WHAT IS BEING ASKED: Work out how many lines in the entries below include the word "image", and give only that figure.

Data about app and page elements:
= Beginning of Section =

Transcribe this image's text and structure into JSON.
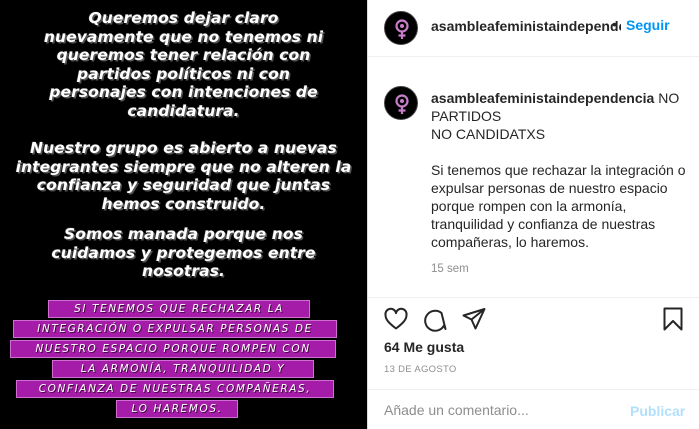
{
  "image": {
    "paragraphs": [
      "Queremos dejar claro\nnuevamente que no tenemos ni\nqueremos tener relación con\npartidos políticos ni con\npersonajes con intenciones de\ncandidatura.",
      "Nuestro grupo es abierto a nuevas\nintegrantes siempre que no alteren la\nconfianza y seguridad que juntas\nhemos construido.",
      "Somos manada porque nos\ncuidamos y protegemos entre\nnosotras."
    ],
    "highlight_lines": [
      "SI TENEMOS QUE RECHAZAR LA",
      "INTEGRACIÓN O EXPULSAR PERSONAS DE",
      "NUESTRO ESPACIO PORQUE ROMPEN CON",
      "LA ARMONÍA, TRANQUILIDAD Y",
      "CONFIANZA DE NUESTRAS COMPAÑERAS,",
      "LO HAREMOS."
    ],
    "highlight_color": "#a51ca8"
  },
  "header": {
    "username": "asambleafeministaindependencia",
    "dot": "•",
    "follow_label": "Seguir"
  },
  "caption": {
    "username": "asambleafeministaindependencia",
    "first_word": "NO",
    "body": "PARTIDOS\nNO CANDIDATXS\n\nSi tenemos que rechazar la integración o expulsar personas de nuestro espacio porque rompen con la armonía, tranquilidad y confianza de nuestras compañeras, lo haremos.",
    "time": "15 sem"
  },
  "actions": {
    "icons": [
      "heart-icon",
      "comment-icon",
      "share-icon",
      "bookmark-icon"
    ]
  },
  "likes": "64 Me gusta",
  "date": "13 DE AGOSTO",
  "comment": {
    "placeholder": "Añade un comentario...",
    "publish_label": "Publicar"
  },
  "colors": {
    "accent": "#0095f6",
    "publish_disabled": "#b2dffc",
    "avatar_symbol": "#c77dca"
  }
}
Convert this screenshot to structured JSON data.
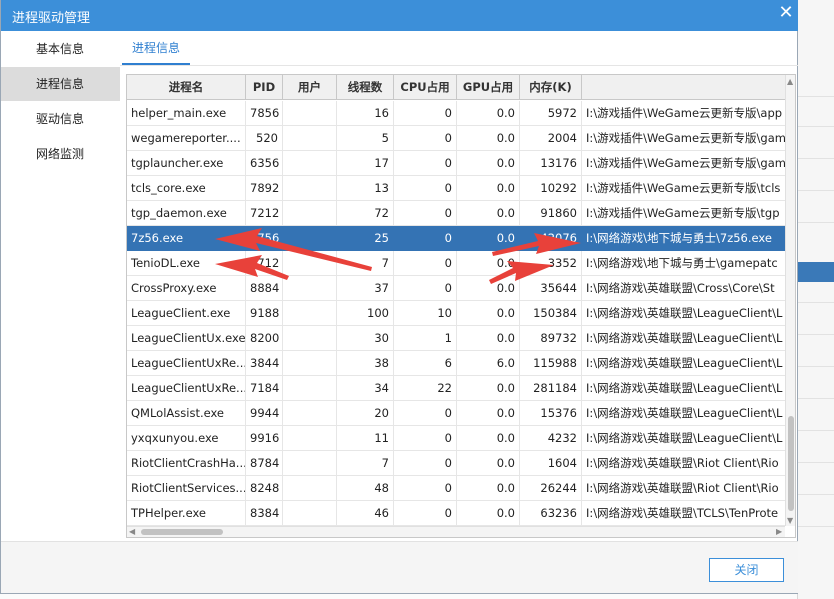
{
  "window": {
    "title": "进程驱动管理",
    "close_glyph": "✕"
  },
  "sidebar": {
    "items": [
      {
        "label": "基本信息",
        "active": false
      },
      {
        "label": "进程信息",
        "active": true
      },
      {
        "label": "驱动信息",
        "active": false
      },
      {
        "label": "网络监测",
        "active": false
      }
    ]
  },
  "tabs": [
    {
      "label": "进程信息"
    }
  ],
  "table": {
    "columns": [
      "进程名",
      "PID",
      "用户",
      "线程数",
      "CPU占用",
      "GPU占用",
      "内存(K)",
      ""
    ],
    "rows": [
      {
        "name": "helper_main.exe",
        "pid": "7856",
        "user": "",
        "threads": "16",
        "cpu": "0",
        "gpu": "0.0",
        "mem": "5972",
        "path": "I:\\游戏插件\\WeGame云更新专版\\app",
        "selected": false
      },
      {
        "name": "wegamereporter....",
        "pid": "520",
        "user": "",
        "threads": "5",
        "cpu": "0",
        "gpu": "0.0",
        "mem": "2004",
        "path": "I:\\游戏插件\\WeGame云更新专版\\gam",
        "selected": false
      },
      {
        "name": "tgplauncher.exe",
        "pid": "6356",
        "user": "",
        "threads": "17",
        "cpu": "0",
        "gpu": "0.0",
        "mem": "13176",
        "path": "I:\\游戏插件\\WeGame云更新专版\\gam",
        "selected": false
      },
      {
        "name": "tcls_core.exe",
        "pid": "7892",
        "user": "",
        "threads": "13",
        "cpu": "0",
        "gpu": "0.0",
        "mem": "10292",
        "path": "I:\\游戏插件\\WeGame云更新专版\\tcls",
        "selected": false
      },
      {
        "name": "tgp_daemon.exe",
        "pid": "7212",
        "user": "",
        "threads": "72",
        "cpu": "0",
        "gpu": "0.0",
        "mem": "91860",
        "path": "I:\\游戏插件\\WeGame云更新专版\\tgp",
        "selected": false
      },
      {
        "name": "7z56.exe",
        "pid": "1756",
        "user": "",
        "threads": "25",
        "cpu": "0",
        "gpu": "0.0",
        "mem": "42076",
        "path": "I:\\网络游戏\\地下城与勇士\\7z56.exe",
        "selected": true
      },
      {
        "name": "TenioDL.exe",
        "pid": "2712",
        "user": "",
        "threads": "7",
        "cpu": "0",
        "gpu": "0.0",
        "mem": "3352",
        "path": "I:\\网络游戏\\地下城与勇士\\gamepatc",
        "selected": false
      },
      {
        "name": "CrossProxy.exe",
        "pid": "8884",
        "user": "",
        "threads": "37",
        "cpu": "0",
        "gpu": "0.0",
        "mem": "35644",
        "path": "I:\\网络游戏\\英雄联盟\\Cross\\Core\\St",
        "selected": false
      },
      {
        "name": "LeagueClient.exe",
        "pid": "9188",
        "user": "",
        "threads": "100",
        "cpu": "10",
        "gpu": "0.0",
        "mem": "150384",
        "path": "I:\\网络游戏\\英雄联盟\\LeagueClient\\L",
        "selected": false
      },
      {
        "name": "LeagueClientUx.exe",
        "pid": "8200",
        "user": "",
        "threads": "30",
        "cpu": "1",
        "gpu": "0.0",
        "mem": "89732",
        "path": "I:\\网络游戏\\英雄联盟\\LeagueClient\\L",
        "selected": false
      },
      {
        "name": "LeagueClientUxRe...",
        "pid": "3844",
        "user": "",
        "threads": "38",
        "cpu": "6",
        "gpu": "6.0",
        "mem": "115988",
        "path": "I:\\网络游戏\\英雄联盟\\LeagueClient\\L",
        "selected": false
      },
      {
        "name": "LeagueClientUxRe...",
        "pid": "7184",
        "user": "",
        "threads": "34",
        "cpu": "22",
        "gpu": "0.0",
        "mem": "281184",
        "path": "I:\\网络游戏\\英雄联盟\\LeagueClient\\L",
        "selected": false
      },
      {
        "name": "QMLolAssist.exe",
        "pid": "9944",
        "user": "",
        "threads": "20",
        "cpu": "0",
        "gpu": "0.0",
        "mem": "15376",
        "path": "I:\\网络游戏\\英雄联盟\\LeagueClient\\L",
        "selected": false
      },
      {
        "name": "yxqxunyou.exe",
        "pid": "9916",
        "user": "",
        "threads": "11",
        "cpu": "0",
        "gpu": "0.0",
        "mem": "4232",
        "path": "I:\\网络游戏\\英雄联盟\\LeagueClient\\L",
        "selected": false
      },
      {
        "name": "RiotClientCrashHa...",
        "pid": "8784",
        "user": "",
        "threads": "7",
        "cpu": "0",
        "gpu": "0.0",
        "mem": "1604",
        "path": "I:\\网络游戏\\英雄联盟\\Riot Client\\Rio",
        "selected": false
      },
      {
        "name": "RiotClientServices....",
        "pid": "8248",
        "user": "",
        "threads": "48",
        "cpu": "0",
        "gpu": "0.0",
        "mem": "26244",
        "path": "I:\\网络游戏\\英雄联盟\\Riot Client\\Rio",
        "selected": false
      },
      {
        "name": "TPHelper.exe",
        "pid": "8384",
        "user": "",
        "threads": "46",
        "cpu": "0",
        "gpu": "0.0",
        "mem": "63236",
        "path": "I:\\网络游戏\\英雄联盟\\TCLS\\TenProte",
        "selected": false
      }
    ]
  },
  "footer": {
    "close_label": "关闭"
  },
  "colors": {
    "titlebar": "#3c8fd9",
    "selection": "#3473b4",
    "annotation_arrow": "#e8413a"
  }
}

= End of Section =

WRITTEN ANSWER: 2